But your education has just begun. You are leaving one institution of learning for another.
The University of Life is less structured; you don’t meet at a particular time of day or have a specific text book of study. The options for study are endless.
If you love to learn become a teacher
I loved to teach. Teaching challenged and expanded my knowledge base. Because the classes I taught in psychology and life development were captivating subjects to me, I could share that enthusiasm with my students as I thought of ways to make the subject relevant for their lives.
As I listen to the words spoken in ceremonies on Memorial Day I am reminded of what it means to have a military that has sacrificed so much for us and for others around the world. We take it so for granted.

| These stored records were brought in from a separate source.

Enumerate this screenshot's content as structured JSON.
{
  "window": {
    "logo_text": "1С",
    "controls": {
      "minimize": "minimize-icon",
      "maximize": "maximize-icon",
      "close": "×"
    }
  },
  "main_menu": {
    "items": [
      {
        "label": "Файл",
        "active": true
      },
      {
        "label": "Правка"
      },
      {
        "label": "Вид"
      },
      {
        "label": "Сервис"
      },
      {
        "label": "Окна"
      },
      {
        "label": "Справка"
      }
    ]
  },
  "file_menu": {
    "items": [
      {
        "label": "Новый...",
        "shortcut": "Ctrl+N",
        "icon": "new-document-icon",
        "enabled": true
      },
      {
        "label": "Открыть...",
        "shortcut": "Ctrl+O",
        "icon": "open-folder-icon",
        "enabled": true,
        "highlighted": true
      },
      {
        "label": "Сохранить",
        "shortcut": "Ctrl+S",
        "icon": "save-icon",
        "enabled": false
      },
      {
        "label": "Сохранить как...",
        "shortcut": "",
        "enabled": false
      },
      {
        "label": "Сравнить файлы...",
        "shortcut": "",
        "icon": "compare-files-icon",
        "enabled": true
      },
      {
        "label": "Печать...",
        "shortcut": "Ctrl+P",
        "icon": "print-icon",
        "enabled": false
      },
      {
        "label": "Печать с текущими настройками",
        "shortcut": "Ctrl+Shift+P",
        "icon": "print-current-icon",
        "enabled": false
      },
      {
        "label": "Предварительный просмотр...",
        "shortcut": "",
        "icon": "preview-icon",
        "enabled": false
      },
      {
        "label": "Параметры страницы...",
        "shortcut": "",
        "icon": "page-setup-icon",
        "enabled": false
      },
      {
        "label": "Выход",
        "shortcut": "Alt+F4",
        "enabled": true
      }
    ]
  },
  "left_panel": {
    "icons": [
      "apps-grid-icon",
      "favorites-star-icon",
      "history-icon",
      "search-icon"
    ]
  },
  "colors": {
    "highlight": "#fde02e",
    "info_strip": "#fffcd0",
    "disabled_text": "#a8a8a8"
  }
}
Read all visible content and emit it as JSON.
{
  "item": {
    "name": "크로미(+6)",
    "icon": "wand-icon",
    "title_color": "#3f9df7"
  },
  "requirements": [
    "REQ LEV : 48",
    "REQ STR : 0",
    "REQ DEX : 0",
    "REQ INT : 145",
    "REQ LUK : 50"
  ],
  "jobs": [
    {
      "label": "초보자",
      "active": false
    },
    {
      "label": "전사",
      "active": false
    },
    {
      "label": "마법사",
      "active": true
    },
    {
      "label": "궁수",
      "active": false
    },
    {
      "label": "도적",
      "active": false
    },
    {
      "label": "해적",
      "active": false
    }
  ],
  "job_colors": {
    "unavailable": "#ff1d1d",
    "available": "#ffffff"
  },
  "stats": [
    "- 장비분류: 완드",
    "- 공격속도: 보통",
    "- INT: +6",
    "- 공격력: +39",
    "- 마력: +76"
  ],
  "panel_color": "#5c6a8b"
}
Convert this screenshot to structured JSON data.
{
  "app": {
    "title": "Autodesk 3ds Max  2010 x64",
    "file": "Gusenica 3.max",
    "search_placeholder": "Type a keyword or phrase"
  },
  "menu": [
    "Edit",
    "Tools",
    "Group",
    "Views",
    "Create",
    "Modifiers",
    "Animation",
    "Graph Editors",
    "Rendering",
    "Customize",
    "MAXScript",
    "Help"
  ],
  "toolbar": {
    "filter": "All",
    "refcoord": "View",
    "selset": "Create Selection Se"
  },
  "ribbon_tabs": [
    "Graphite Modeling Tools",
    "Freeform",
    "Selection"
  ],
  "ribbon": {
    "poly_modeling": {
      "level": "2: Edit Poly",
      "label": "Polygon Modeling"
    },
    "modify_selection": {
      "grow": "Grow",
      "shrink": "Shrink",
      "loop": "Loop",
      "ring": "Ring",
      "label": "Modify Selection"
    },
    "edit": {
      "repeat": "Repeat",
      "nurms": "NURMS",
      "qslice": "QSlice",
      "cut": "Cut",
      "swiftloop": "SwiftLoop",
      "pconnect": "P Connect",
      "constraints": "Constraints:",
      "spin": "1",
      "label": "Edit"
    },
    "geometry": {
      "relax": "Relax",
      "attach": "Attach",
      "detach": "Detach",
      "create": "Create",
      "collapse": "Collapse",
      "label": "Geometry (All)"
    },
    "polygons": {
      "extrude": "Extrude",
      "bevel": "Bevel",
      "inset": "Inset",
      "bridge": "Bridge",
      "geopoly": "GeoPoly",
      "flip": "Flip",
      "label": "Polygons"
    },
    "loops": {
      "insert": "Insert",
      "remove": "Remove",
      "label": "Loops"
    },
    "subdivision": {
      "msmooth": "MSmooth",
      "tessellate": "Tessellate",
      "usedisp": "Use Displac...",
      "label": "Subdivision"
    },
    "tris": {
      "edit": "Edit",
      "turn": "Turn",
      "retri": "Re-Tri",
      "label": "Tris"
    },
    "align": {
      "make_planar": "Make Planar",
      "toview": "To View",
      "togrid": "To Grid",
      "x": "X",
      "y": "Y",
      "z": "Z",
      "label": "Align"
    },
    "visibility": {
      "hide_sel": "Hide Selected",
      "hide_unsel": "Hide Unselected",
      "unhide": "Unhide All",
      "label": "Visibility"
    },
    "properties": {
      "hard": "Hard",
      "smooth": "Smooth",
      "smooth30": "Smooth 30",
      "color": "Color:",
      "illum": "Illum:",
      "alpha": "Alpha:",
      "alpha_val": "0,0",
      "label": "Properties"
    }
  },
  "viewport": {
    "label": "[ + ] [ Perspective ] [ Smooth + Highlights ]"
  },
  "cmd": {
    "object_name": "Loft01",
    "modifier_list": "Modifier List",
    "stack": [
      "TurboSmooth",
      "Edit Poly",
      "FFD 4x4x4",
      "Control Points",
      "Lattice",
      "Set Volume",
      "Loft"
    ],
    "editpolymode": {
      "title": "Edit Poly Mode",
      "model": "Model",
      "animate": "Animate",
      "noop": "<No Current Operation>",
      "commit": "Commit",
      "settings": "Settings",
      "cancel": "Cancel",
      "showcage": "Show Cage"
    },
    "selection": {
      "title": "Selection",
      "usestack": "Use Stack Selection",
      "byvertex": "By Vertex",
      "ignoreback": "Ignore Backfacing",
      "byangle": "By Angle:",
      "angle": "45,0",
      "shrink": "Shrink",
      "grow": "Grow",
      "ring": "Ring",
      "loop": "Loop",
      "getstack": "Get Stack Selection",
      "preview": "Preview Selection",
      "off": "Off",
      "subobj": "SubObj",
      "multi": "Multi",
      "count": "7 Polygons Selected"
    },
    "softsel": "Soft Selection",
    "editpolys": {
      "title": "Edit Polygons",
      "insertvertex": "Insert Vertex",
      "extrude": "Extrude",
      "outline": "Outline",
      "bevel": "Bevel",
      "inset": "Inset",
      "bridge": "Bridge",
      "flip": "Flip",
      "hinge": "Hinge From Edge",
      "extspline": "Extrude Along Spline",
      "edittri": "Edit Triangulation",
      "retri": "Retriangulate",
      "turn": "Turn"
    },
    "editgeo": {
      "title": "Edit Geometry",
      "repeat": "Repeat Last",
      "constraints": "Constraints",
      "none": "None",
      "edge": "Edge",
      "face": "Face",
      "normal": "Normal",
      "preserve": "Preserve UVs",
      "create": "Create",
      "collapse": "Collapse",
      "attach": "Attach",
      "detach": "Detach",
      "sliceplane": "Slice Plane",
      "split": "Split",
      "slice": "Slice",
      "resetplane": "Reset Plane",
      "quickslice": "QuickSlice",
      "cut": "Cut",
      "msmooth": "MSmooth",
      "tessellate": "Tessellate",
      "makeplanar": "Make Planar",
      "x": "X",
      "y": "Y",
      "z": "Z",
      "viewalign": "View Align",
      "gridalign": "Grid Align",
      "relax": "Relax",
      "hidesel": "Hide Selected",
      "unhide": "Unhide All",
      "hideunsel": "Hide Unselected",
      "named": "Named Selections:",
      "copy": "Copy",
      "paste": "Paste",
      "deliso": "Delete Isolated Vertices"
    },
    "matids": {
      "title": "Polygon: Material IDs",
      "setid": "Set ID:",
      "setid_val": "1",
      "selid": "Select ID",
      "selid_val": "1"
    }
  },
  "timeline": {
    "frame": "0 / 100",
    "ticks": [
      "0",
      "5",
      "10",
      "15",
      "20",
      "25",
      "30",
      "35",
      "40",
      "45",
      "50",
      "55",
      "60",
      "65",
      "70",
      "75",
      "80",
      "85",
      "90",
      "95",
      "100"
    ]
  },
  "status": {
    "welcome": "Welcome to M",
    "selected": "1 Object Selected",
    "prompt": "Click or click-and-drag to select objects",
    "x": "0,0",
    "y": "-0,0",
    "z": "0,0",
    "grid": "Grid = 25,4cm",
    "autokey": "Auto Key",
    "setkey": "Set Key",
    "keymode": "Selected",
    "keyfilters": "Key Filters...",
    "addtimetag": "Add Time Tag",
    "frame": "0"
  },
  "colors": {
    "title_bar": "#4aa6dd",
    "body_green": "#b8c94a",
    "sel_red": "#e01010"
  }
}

Courage – Sacrifice – Bravery – Valor
They aren’t just words. They represent actions taken that has put their lives on the line.
In July, 1959 we became the proud parents of our first child, a son we named Robert (Bob). A happy kid, full of energy, he grew up with an inquisitive mind for computers, writing and creating games. He had a heart for kids and loved cats (he still does).
Eighteen months later, our daughter, Elizabeth was born. Bright, cheerful and full of life, she filled our hearts with happy escapades as she followed her brother around and at times made life miserable because doing things right came easy for her while he struggled.
Five years later, our last son, Don, was born. He was special is so many ways. With a twinkle in his eye, he could make you smile and laugh. Born without the muscle capacity to hold up his head, he learned to walk, swing on ropes, play the trombone, be in cub scouts and act in drama classes with a brace designed especially for him. After back surgery and fusions, Don went on to become a conceptual artist in Santa Monica, CA. drawing, writing, and producing. Pancreatic cancer took his life in 2009.
In the game of sports, coaches call time outs to discuss new strategies.
In the game of life, we need time outs to step out of intense work cycles, give our mind a chance to calm down, and allow our bodies to release tension.
I work out of a home office and I periodically leave my computer and spend five to ten minutes doing some mindless chore to give my brain a break. Or to simply sit quietly and close my eyes and use the relaxation techniques I describe in my book on stress and my Relaxation CD. Mindless chores allow my body movement while my brain disconnects from planning, worrying or thinking.
Everybody needs time outs – your children as well as yourselves
This is not a boring 3-5 minutes sitting in a chair because of noncompliance. Time outs are a way to restore balance. It is unplugging – unhooking from all the electronic devices we use to divert ourselves and purposefully setting aside quiet time to allow our brains and bodies to relax.
In the busy world we live in, we expect kids to obey and do it right now! When they don’t, we often threaten, take away privileges or ground them.
When we are tired, it is easier to get angry and harsh in our responses. When expectations are unclear, there are more arguments.
Obedience versus responsibility
We want our kids to obey. We also want them to become responsible. Obedience without understanding both choices and consequences, however, does not help kids become responsible. While there will be times when obedience without question is necessary, especially when danger is a factor, those should be the exception.
When we feel good about ourselves, we are ready to tackle the world. Bring it on! Nothing is too tough. Whatever happens we believe in our ability to handle it.
Brennan Manning in his book, “Abba’s Child,” quotes David Seamon from his book, “Healing for Damaged Emotions”, who writes that many Christians are defeated by Satan’s most powerful psychological weapon.
“This weapon has the effectiveness of a deadly missile. Its name? Low self-esteem. Satan’s greatest psychological weapon is a gut level feeling of inferiority, inadequacy and low self-worth.”
He goes on to say that even when we believe and have had “wonderful spiritual experiences”, low self esteem can “shackle” us and keep us from living a full life that God has put in place.